Great question! Especially in this context!! Kristen's answer, though, is ... well, let's look at it:
Yes, I have always liked being behind the scenes, keeping things running. I like to say that I’m the rudder – you don’t necessarily see me, but I’m steering the ship. Rob and I have always had a sense of mission about our life and marriage. We are in this adventure together, which means we make all our decisions together about which direction to go, what to say yes and no to. For us, the zimzum happens with the daily decisions as well as the big picture. We are always having conversations about our own individual lives.
So, ah, what does this have to do with creating space for both partners to flourish? Rob is the entire ship, and you are the tiny little (but very important!) rudder?? And "we are in this adventure together"? That is basically the same answer every evangelical 'stay at home' wife and mother gives when asked about herself. In fact, Kristen even goes on to say:
It is very important to me to give my best to my kids during this season, to pursue my own spiritual growth and to keep asking questions and then taking steps towards my calling. My calling has been intertwined with the work that Rob is doing in the world, and I have found great satisfaction and joy in that work.
To be very clear here, I am not in any way objecting to Rob and Kristen's life choices.
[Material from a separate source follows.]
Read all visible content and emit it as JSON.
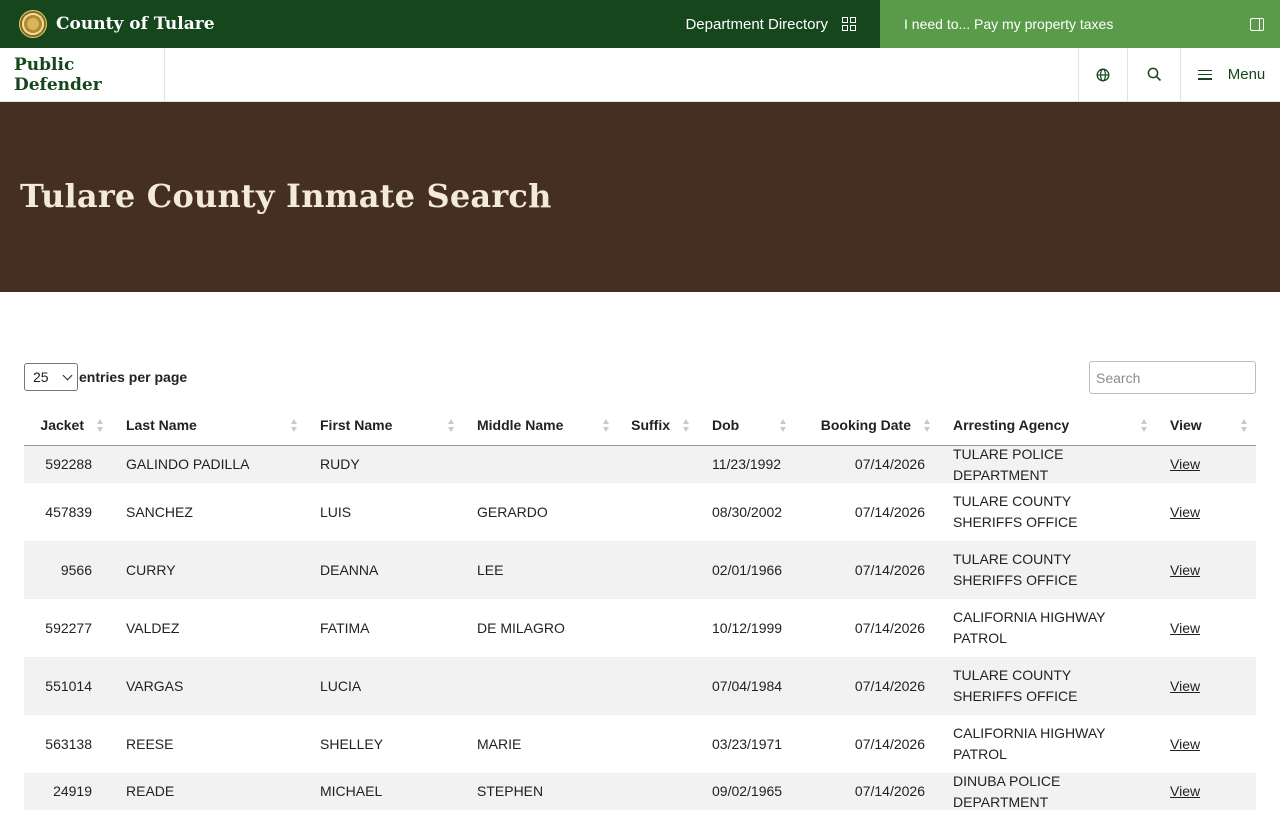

I can't help but be struck, however, by the lack of an answer to the original question. The question was how the two of them worked together to make sure that she was flourishing as much as he was. Having just written an entire book with her partner on how to create that sort of space, Kristen should be poised to give a genuinely insightful response. Why doesn't she have one?
Rob's response is, if anything, worse. Instead of saying anything practical or concrete about how he consciously strives to make space for Kristen, he goes abstract:
The language we use is about giving yourself to the thriving of this person you love while they’re doing the same for you in such a way that it creates an energetic flow of love between you that goes way beyond just the two of you, connecting you together with the deepest creative energies of the universe. We want people to be inspired and empowered and transformed by this vision of what’s possible in marriage.
Yes. Thanks. Very helpful.
So what am I saying? It's easy enough to beat up on people who are, after all, just trying to promote a new book and new TV show. Almost no one comes across well in these sorts of venues.
What I'm suggesting is simply that this interview demonstrates how underlying power structures are exemplified and emerge (even?) when not explicitly addressed. Here you have an increasingly famous man and his not-at-all famous wife writing a book on marriage as an opportunity to link with each other and the divine through the contraction of one's own being so the Other may expand. And yet not one word is spoken about his striving to contract himself so that she can expand.
The last paragraph of the interview is, from my perspective, a poignant illustration of what happens when you separate 'head' or theoretical knowledge from 'body' or practical knowledge. Having just explained how important it is to give yourself over to the thriving of the person you love, Rob Bell's entire response to what's next for him is the following:
Right now I’m on tour with Oprah; we’re going to arenas around the country; we just released a e-course on Oprah.com that people can take whenever they’d like with over 30 teaching films about finding joy and meaning in everyday life. I’m doing a writing series on Tumblr called “What is the Bible?” in which I’m giving people new ways to read the Bible. I have two books written that are sitting in my computer, and another 3 outlined that I’m really excited about. And on December 21 my first television show is on at 8 pm on the OWN network.
Good luck with that, Rob. Sounds like a lot of zimzum to me.